My research activity began in 2020, when I decided to start my Doctoral studies at University of Parma. I mainly focus on the design, development of IoT and communications systems for various applications.
Given my Telecommunication and Internet of Things engineering background, my PhD has been mainly focused on the integration and enhancement of wireless communications for drones BVLOS applications, with also several research activities carried out on radio-based localization techniques for drones using commercial wireless protocols, such as Wi-Fi, LoRa and UWB technology. Given my open, curious and determined personality, aided by a good spirit of innovation, in the project where I am involved I always try to imagine future applications, developments and implementations. In this page you can find some results I achieved during my doctoral studies.
Research Activity in the IoT, Drones and Telecommunications fields
Wireless communications for drones and robotics platforms
University of Parma, Italy & University of Luleå, Sweden
During my research activity in Italy and in Sweden, I had the opportunity to integrate several wireless communications protocols, such as Wi-Fi, LoRa, ZigBee, 4G LTE and 5G NR cellular networks on different kind of robotic platforms, like drones, rovers and even legged robots. More in detail, I evaluated the usage of Long Range protocols for both aerial communications and even for applications in harsh environments, like in a mine for example. I also proposed a hybrid LoRa-Wi-Fi mesh for UAV swarming applications, and I managed to develop a COTS-based Wi-Fi fully wireless mesh network for underground mine robotics applications, able to handle several hundred of Mbps throughput over different devices.
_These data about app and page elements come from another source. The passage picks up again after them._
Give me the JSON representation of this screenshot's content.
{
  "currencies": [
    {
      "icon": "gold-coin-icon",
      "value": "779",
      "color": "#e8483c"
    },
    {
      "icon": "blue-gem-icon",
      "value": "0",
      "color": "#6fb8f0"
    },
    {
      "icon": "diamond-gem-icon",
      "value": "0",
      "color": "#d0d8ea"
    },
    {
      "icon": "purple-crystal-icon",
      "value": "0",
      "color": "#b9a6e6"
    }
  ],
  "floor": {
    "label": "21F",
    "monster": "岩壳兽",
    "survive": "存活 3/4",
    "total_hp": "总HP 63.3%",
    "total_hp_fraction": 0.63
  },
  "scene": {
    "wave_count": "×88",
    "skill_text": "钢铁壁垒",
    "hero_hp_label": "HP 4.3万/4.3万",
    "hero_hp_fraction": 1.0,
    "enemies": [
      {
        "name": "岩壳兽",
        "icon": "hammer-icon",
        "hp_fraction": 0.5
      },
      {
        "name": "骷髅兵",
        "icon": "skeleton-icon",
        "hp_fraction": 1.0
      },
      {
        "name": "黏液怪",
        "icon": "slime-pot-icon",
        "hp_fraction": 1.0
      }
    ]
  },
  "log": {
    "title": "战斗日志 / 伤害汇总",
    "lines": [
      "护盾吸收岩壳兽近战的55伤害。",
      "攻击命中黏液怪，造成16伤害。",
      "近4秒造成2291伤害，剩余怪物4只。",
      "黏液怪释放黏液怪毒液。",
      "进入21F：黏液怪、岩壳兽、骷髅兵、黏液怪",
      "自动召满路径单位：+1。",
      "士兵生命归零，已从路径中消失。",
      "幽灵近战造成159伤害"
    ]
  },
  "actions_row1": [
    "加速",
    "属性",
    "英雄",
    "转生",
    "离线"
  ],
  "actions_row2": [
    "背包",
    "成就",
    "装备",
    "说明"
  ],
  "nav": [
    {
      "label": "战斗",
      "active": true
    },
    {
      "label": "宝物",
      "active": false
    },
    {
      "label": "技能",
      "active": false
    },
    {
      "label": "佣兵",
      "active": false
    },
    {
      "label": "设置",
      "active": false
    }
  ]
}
Multi Interface Gateway for IoT and UAV applications
University of Parma, Italy
During the initial phase of my PhD, I designed and developed a gateway equipped with several communication protocols (e.g., Wi-Fi, cellular networks, LoRaWAN, BLE and MavLink) with the aim to gather data from several sensing nodes deployed on a field using the most suitable technology. The system has also been adapted to be deployed on a drone, allowing the UAV to use several networks to communicate with the ground base station during BVLOS flight missions. In detail, I took care of the architecture definition, the COTS hardware choice and integration, as well all the software development, implementation, testing and evaluation. Moreover, I created a Markov chain-based Matlab analytical model with the aim to evaluate and estimate the performance of the gateway under several workloads.
Smart Selective Antenna System to enhance 4G LTE networks for UAVs
University of Parma, Italy
With the aim to decrease the intercell interference of the existing terrestrial 4G LTE cellular networks and thus increase the reliability of 4G connectivity for in-flight UAVs, I developed, in collaboration with the University of Perugia, a system composed by four MIMO 2×2 lightweight directive antennas feed by a switch matrix controlled by a selection algorithm. The proper antenna is selected according to the UAV in-flight position and heading, the nearby BTSs positions, the RF cellular network signal quality and the cell selection criteria. More in detail, I defined the overall system and I took care of the hardware integration of the system on the drone. I also developed the control algorithm and performed the testing of the solution, gathering several in-flight cellular network measurements with the aim to validate system.
On UAV Terrestrial Connectivity Enhancement through Smart Selective Antennas [published]
Wi-Fi-LiDAR-based indoor localization for robotics platforms
University of Luleå, Sweden
During my visiting PhD period at University of Luleå, Sweden, together my colleagues I developed a hybrid localization solution able to exploit existing Wi-Fi networks together with a LiDAR SLAM algorithm to significantly enhance indoor localization accuracy for robotics applications in harsh environments. The Wi-Fi networks data are fused with the LiDAR SLAM data, with the aim to create a Wi-Fi fingerprint map integrated in the point cloud map of the environment. Finally, both the data sources are used to locate the robot in the built map, with the Wi-Fi data significantly improving the accuracy of the localization in all those environments with repetitive patterns, such as in a mine tunnel or corridor, where the SLAM algorithms are heavily limited. In detail, I took care of the hardware integration and firmware development of an ESP32-based optimized Wi-Fi scanner to be installed on several robotics platforms.
Drone radio-based indoor localization using UWB
University of Parma, Italy
To accurately localize small size drones flying in a GPS-denied environment, such as an industrial building, during my PhD I exploited the use of UWB technology. More in detailed, I used the Decawave modules, both anchors and target nodes, with the aim to obtain an accurate position estimation and maintain a low footprint of the target node to be placed on the drone. As a result, I have been able to obtain the real-time position with an average error within 20-25 cm, all while keeping the overall weight of the tested platform (composed by the drone, battery, Raspberry Pi 3 and UWB module) below the 250 grams threshold. A short demo is visible in the following video.
In the last months, I have also been working on the use of Wi-Fi.based localization, more in detail using Time of Flight and RSSI, with the aim to achieve a several meters accuracy for backup localisation of UAVs in harsh and GPS-denied environments.
Wi-Fi Time of Flight and RSSI-based UAV localization for long range applications [ongoing]